BEGIN TASK DATA

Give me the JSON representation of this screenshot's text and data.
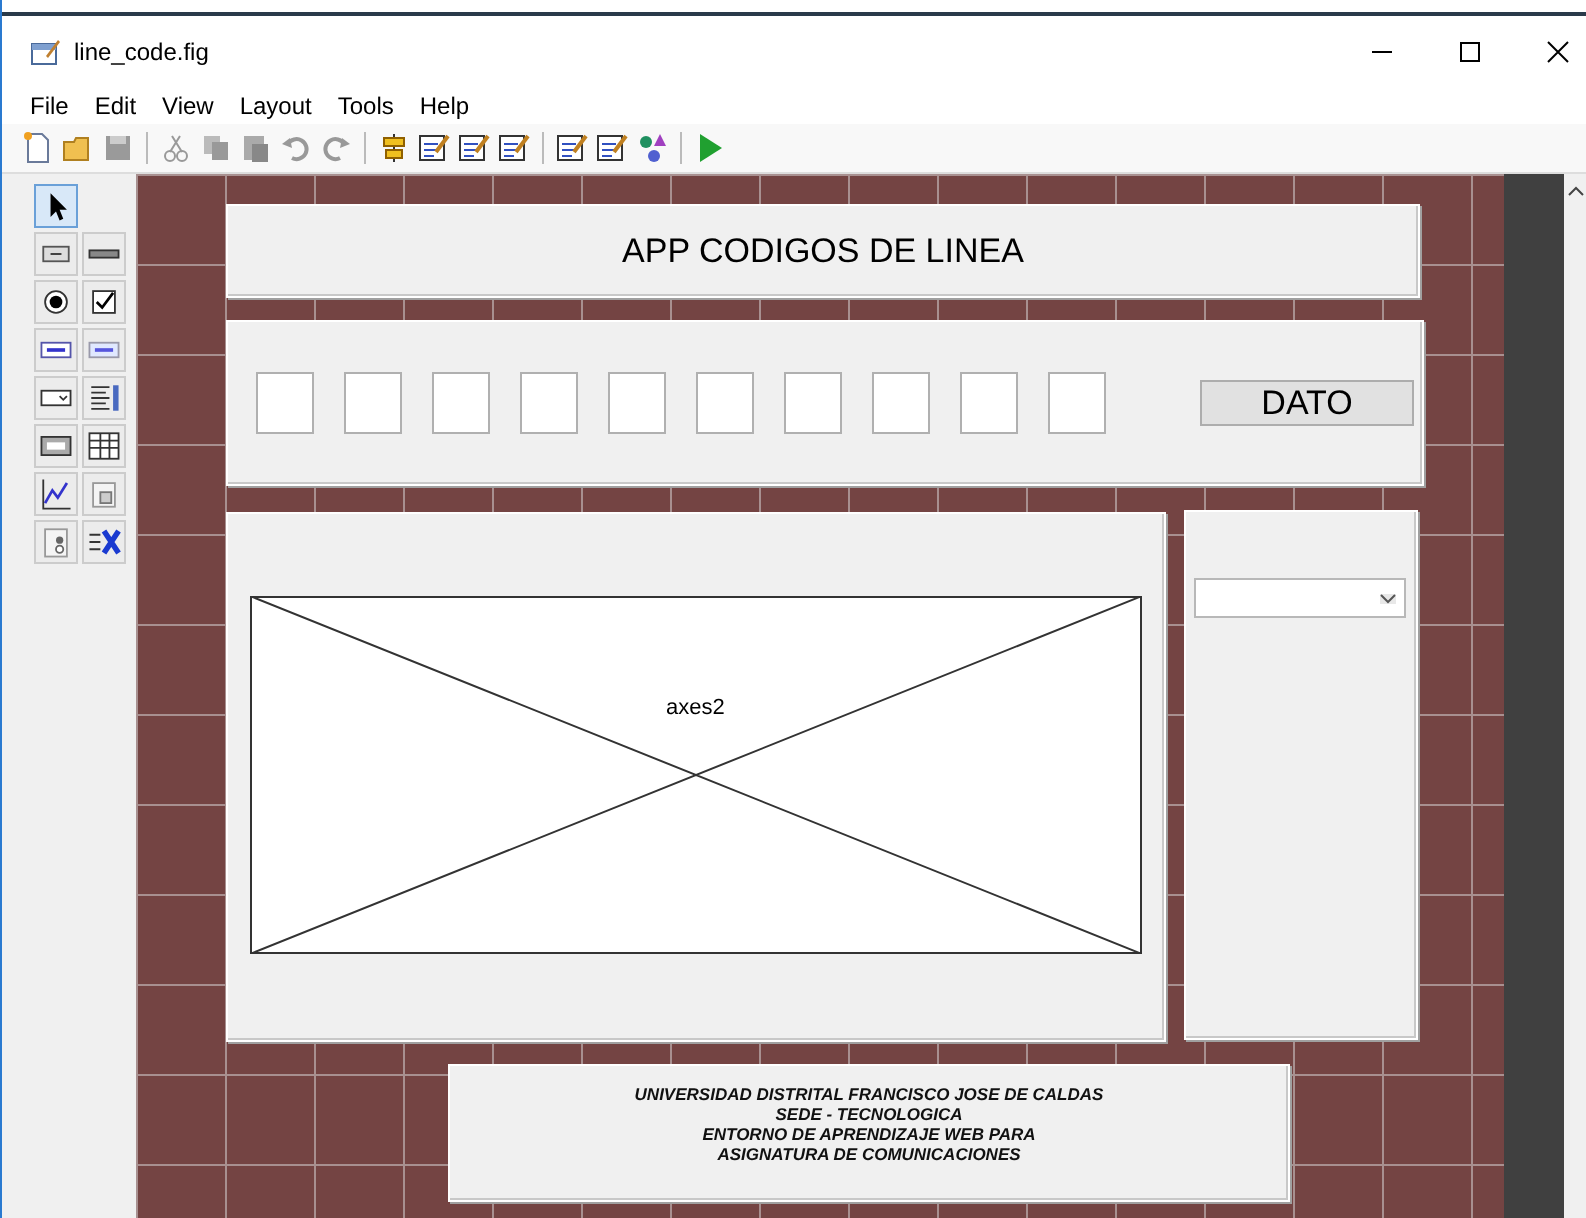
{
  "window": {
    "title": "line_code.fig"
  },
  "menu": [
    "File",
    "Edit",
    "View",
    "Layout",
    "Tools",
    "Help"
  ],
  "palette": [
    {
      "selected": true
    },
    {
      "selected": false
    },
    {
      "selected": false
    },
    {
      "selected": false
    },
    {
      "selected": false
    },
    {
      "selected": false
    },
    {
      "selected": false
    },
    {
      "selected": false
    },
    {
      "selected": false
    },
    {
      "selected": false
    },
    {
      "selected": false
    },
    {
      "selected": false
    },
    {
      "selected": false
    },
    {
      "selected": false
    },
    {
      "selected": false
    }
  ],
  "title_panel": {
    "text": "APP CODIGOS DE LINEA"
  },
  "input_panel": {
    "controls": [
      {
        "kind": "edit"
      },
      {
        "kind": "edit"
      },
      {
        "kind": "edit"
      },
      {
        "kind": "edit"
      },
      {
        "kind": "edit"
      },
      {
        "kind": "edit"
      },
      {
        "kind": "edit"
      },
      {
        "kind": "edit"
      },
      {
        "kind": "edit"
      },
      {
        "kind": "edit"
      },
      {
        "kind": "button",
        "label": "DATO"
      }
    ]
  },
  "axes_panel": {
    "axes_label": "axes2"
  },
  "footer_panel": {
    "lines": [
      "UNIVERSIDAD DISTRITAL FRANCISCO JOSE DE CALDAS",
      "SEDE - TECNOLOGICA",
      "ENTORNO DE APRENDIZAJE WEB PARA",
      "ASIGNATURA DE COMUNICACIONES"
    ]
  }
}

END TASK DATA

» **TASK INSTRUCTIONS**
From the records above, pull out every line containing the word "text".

» **RESPONSE TO THE EXERCISE**
Give me the JSON representation of this screenshot's text and data.
    "text": "APP CODIGOS DE LINEA"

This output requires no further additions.